A common statement I hear from people I meet with when discussing their immigration cases with them is that the Internet has a lot of information and they don’t know what is correct and what isn’t. They tell me they’ve read message boards with horror stories, or that they’ve somehow clicked on so many websites that they don’t know what to believe. As with most things, you can’t always believe what you read. I do believe some are legitimate sources of immigration law information, while there are plenty of others that are not. Also, most of the time, each immigration case has its own set of unique facts and circumstances, so when someone is saying they received an approval for their case in X amount of time, or that they have a work permit, and you’re wondering why your case hasn’t been approved, or why you don’t have a work permit, understand that your case may be a completely different type of immigration case form the other person’s.
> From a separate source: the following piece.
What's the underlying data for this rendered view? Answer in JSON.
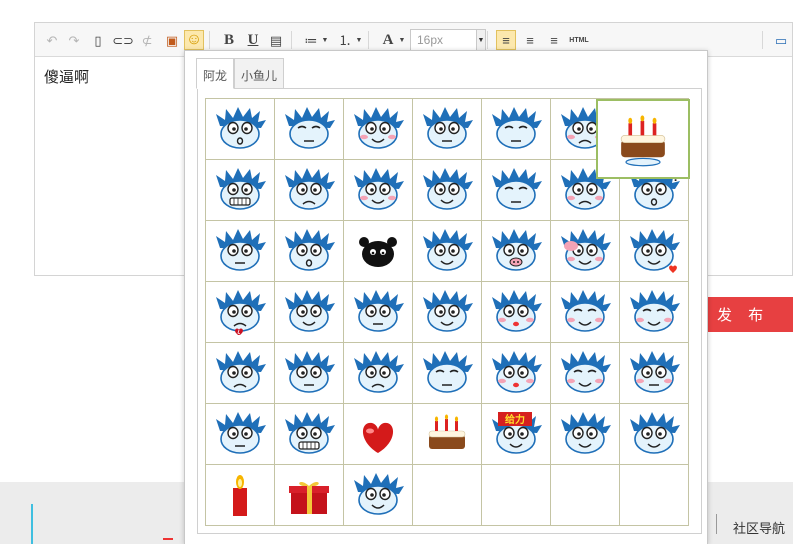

I thought it would be helpful to provide some good websites where you can find reliable information about U.S. immigration laws and resources. Here are some of them:
USCIS – This site is the website for U.S. Citizenship and Immigration Services. This website is where you will find immigration forms and general information about immigration benefits that can be applied for. Remember, the immigration forms are always free. If you’ve ended up on a website that is asking you to pay for the immigration forms, don’t do it.
Visa Bulletin – You can find the monthly visa bulletin on this website.
U.S. Consulates – You can find a listing of all the U.S. consulates and embassies around the world.
American Immigration Lawyers Association (AILA) – I am a member of this organization, and although this site is more geared toward immigration lawyers, you can still find helpful immigration information on this site.
U.S. Department of Labor – This page is relevant for those who are looking to hire foreign workers.
U.S. Passports – Find information about applying for, replacing, or changing information on a U.S. passport.
Selective Service Registration – You can find out about registering for the U.S. Selective Service. Generally, males between ages 18 and 25 must register to apply for immigration benefits.
Executive Office for Immigration Review – This is where you can find out information about the immigration courts.
Immigrant Legal Resource Center – This is a non-profit organization where you can find various resources for immigrants, including a guide to living in the U.S. for immigrant youth, a guide to community resources, anti-fraud assistance, and more.